Your objective » When a line of the entries contains "level", please list that line.

::::::::::

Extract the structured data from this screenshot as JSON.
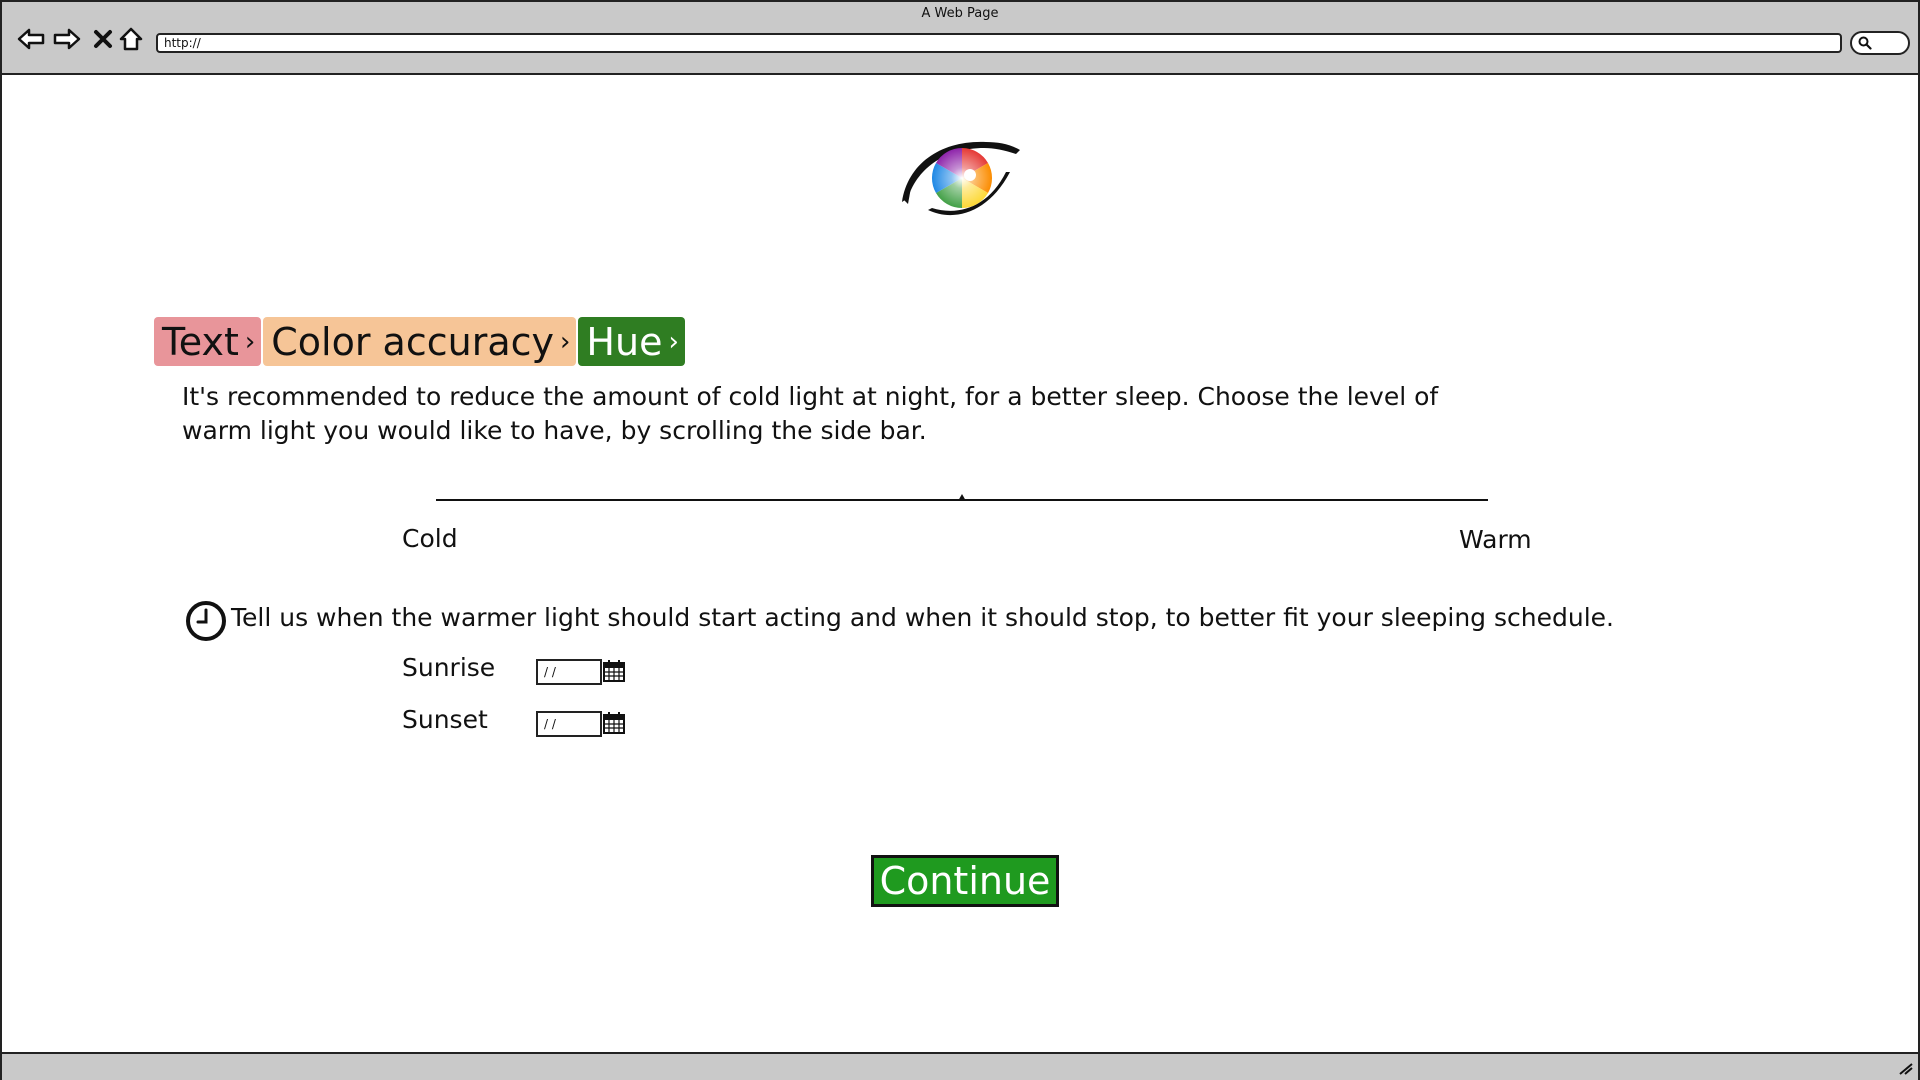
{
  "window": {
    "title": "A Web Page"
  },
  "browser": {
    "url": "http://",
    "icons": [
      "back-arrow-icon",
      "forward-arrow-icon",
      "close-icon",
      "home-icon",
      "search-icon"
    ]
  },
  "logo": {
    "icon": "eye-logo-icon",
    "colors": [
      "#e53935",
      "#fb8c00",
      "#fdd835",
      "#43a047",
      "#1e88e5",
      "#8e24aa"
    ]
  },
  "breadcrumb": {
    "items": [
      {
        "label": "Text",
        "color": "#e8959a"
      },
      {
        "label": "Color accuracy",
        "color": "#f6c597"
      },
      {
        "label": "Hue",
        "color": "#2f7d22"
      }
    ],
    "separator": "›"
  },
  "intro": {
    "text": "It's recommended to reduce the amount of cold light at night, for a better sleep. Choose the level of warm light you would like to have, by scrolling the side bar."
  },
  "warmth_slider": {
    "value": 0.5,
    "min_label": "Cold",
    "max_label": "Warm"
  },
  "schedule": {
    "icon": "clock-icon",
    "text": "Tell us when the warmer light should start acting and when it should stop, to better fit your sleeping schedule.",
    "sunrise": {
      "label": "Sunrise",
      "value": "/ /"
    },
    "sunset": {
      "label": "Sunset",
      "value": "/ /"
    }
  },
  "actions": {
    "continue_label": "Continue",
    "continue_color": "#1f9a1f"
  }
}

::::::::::

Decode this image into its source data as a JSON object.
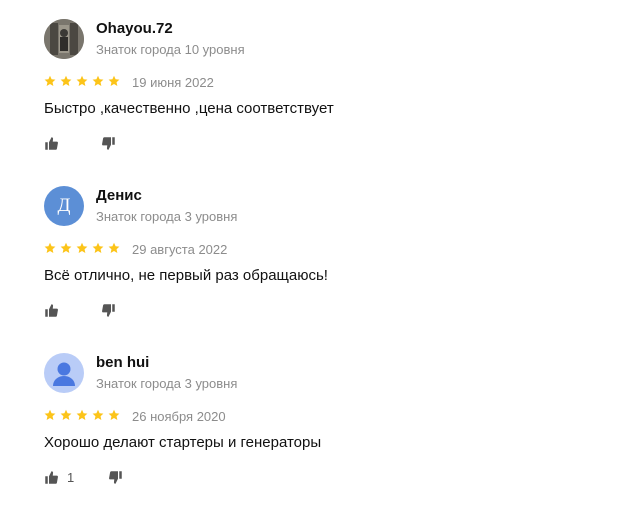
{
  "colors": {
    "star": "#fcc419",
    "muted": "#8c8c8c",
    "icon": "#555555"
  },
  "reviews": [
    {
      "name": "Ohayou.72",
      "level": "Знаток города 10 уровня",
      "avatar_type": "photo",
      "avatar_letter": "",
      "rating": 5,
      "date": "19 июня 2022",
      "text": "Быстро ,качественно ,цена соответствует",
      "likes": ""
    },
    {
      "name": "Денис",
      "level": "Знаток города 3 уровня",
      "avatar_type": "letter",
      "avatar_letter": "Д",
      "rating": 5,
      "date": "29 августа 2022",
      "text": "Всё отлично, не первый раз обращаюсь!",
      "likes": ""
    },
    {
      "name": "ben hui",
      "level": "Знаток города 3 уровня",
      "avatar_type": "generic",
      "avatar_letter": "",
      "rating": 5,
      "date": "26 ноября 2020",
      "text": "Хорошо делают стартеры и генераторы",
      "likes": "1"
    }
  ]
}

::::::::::

Reply »
    "text": "It's recommended to reduce the amount of cold light at night, for a better sleep. Choose the level of warm light you would like to have, by scrolling the side bar."
      "level": "Знаток города 10 уровня",
      "level": "Знаток города 3 уровня",
      "level": "Знаток города 3 уровня",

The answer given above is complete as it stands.